**THE TASK**
Your task is to print all of the data below exactly, with no pictures included.

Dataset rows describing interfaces
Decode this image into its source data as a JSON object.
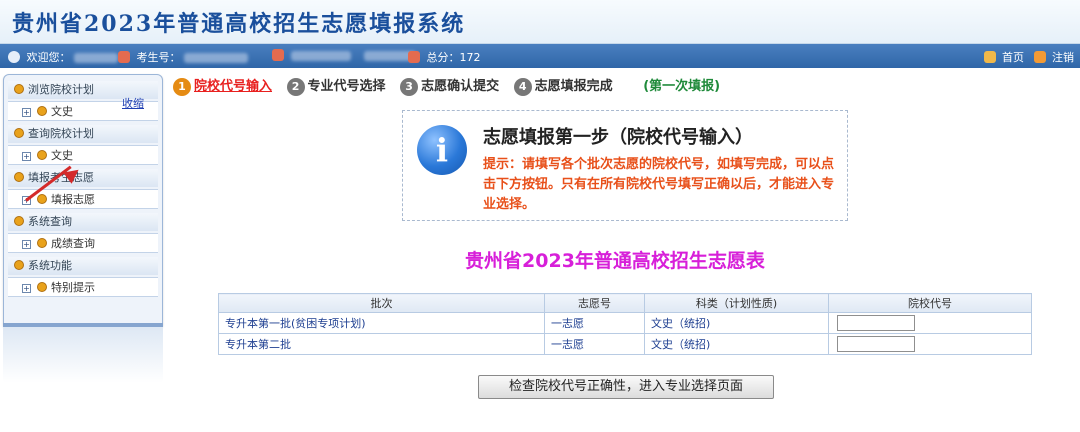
{
  "header": {
    "title": "贵州省2023年普通高校招生志愿填报系统"
  },
  "status": {
    "welcome_label": "欢迎您：",
    "exam_label": "考生号：",
    "score_label": "总分：",
    "score_value": "172",
    "home": "首页",
    "logout": "注销"
  },
  "sidebar": {
    "collapse": "收缩",
    "sections": [
      {
        "label": "浏览院校计划",
        "item": "文史"
      },
      {
        "label": "查询院校计划",
        "item": "文史"
      },
      {
        "label": "填报考生志愿",
        "item": "填报志愿"
      },
      {
        "label": "系统查询",
        "item": "成绩查询"
      },
      {
        "label": "系统功能",
        "item": "特别提示"
      }
    ]
  },
  "steps": {
    "items": [
      {
        "num": "1",
        "label": "院校代号输入"
      },
      {
        "num": "2",
        "label": "专业代号选择"
      },
      {
        "num": "3",
        "label": "志愿确认提交"
      },
      {
        "num": "4",
        "label": "志愿填报完成"
      }
    ],
    "round": "(第一次填报)"
  },
  "info": {
    "icon": "info-icon",
    "title": "志愿填报第一步（院校代号输入）",
    "text": "提示：请填写各个批次志愿的院校代号，如填写完成，可以点击下方按钮。只有在所有院校代号填写正确以后，才能进入专业选择。"
  },
  "form": {
    "title": "贵州省2023年普通高校招生志愿表",
    "columns": [
      "批次",
      "志愿号",
      "科类（计划性质)",
      "院校代号"
    ],
    "rows": [
      {
        "batch": "专升本第一批(贫困专项计划)",
        "vol": "一志愿",
        "type": "文史（统招)",
        "code": ""
      },
      {
        "batch": "专升本第二批",
        "vol": "一志愿",
        "type": "文史（统招)",
        "code": ""
      }
    ],
    "submit": "检查院校代号正确性，进入专业选择页面"
  },
  "colors": {
    "accent": "#1a4f9c",
    "active_step": "#e8201f",
    "form_title": "#d71fd9",
    "tip_text": "#e8501a"
  }
}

**TASK OUTPUT**
Decode this image into its source data as a JSON object.
{
  "header": {
    "title": "贵州省2023年普通高校招生志愿填报系统"
  },
  "status": {
    "welcome_label": "欢迎您：",
    "exam_label": "考生号：",
    "score_label": "总分：",
    "score_value": "172",
    "home": "首页",
    "logout": "注销"
  },
  "sidebar": {
    "collapse": "收缩",
    "sections": [
      {
        "label": "浏览院校计划",
        "item": "文史"
      },
      {
        "label": "查询院校计划",
        "item": "文史"
      },
      {
        "label": "填报考生志愿",
        "item": "填报志愿"
      },
      {
        "label": "系统查询",
        "item": "成绩查询"
      },
      {
        "label": "系统功能",
        "item": "特别提示"
      }
    ]
  },
  "steps": {
    "items": [
      {
        "num": "1",
        "label": "院校代号输入"
      },
      {
        "num": "2",
        "label": "专业代号选择"
      },
      {
        "num": "3",
        "label": "志愿确认提交"
      },
      {
        "num": "4",
        "label": "志愿填报完成"
      }
    ],
    "round": "(第一次填报)"
  },
  "info": {
    "icon": "info-icon",
    "title": "志愿填报第一步（院校代号输入）",
    "text": "提示：请填写各个批次志愿的院校代号，如填写完成，可以点击下方按钮。只有在所有院校代号填写正确以后，才能进入专业选择。"
  },
  "form": {
    "title": "贵州省2023年普通高校招生志愿表",
    "columns": [
      "批次",
      "志愿号",
      "科类（计划性质)",
      "院校代号"
    ],
    "rows": [
      {
        "batch": "专升本第一批(贫困专项计划)",
        "vol": "一志愿",
        "type": "文史（统招)",
        "code": ""
      },
      {
        "batch": "专升本第二批",
        "vol": "一志愿",
        "type": "文史（统招)",
        "code": ""
      }
    ],
    "submit": "检查院校代号正确性，进入专业选择页面"
  },
  "colors": {
    "accent": "#1a4f9c",
    "active_step": "#e8201f",
    "form_title": "#d71fd9",
    "tip_text": "#e8501a"
  }
}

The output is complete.